Software Engineering Prep?

<p>Other than HTML, CSS, and very limited C++, I really know virtually know nothing pertaining to software engineering (SE).</p>

<p>What I don't know for in programming, I do have covered up to Calc II and Physics on a proficient level. (The struggle during my freshman year really won't be those Liberal Arts / Math / Science, but the "core" courses for the major itself).</p>

<p>Since I'll be at RIT in 12 weeks, I'd like to crash course myself on anything that can prepare me for what I will see during my first year. Any books or materials that you could recommend would be amazing. Thank you in advance.</p>

<p>Are you going to be doing software engineering or CS?</p>

<p>I'd say practice/read more C++.</p>

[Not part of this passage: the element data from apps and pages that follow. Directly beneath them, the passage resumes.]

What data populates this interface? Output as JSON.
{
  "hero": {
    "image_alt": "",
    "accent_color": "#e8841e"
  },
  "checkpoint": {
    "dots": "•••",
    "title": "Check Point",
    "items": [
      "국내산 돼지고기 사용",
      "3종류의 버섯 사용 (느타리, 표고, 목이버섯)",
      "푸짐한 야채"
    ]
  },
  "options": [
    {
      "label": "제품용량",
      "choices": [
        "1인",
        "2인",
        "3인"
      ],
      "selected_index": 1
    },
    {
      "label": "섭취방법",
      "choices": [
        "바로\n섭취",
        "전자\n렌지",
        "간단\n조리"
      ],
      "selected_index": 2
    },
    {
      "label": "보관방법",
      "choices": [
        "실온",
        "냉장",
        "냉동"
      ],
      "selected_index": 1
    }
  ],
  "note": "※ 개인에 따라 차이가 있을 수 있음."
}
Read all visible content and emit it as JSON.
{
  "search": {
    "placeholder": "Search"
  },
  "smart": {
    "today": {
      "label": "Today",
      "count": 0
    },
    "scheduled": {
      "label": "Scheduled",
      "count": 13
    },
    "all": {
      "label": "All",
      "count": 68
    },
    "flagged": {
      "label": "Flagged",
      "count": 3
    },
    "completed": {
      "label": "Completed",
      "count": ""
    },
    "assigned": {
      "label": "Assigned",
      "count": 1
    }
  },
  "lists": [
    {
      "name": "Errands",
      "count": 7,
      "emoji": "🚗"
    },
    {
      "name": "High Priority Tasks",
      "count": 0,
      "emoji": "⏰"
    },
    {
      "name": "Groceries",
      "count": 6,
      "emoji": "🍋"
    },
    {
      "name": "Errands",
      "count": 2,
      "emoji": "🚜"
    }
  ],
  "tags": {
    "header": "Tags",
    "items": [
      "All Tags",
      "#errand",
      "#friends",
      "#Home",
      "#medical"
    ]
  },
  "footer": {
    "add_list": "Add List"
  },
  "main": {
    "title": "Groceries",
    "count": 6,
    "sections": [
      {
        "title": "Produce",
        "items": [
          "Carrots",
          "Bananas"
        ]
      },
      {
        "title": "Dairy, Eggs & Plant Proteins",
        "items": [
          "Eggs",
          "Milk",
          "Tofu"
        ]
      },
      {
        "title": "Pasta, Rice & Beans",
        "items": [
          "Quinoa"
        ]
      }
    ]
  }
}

<p>I'm majoring in Software Engineering, but I do have to take Computer Science I, II, and III during my Freshman year. In fact, I'm fairly certain that the first year of CS and SE are nearly identical tracks.</p>

<p>The SE Course Flowchart for RIT can be found here:
<a href="http://www.se.rit.edu/pagefiles/downloads/documents/se_flowchart.pdf%5B/url%5D"&gt;http://www.se.rit.edu/pagefiles/downloads/documents/se_flowchart.pdf&lt;/a&gt;&lt;/p>

<p>Let me add a little here....</p>

<p>Software Engineering is a structured METHODOLOGY to produce software. It consists of the following approach (pretty much adapted from systems engineering).</p>

<p>Analysis-->Design-->Development-->Test-->Implementation-->Sustainment</p>

<p>A full-functioning software deliverable may have C++ components, Java components, operating system components, network software components and database components.</p>

<p>A software engineer is someone who is involved somewhere in those 6 steps I mentioned doing one or more of those steps and/or using one of the components I mentioned.</p>

<p>Therefore take your CS or I.T. or SoftE program with your intended interests and wherever the employer places you, that will be your job.</p>

<p>Besides, "software engineer" is just a title. You could easily be called "software developer", "object-oriented developer", "systems admin", "network admin", "network engineer", "data architect", "database developer" and "DBA" still be considered a software engineer in some capacity.</p>

<p>With all do respect, GLOBALTRAVELER, I've seen a fraction of a fraction of my opportunities out there. I am not even 18 years old; I don't know what skills future employers will want 5 years down the road and I unfortunately do not know where my interests lie. "Software developer" and "network engineer" may best describe where I think my interests may be. I am nowhere near positive, though. But I do appreciate you're point on how it's only a title and what you really do are two very different things.</p>

<p>
[quote]
With all do respect, GLOBALTRAVELER, I've seen a fraction of a fraction of my opportunities out there. I am not even 18 years old; I don't know what skills future employers will want 5 years down the road and I unfortunately do not know where my interests lie. "Software developer" and "network engineer" may best describe where I think my interests may be. I am nowhere near positive, though. But I do appreciate you're point on how it's only a title and what you really do are two very different things.

[/quote]
</p>

<p>Remember, the job listings that you may see are just a sample of what is out there. Not every employer post their openings for the world to see. Also some headhunter/recruiting businesses are "privi" to the openings that certain companies have available.</p>

<p>I know the following topic has been discussed, but between CS, I.T. and SoftE....I would choose CS and let the chips fall after that.</p>

<p>If you're just worried about your first year, focus on programming. Find out what language your school will be using and read a book on it. For Dummies books are usually pretty easy to follow (and there are a bunch of knock-off brands). I'm not trying to be demeaning... if you want a quick dirty intro, no place better. Unless your program uses something exotic like Scheme or Fortran, I'd make sure I thought about OOP and tried to understand the ideas. Try to write some code, too.</p>

<p>If you're worried about overall success in the program, start reading up a subject called "discrete math". Generally texts on the subject will cover logic, proofs, induction, basic probability, enumeration, trees, graphs, algorithms, and the like. Basically things about math that don't really have a lot to do with calculus.</p>

<p>Realistically you could do both over the summer. There should be free material online; just google things like:</p>

<p>"C++" introduction OR introductory OR beginning OR basic OR foundation OR fundamental filetype: pdf</p>

<p>"discrete math" OR "discrete mathematics" introduction OR introductory OR beginning OR basic OR foundation OR fundamental filetype: pdf</p>

<p>I'd recommend digital copies of books but ebooks and lecture notes / note sets can be good too. Oh, and don't forget MIT OCW. Just go there and navigate to EECS and there should be a few decent courses to be had.</p>

<p>EDIT: ignore the spaces after filetype: They wanted to make it an emoticon.</p>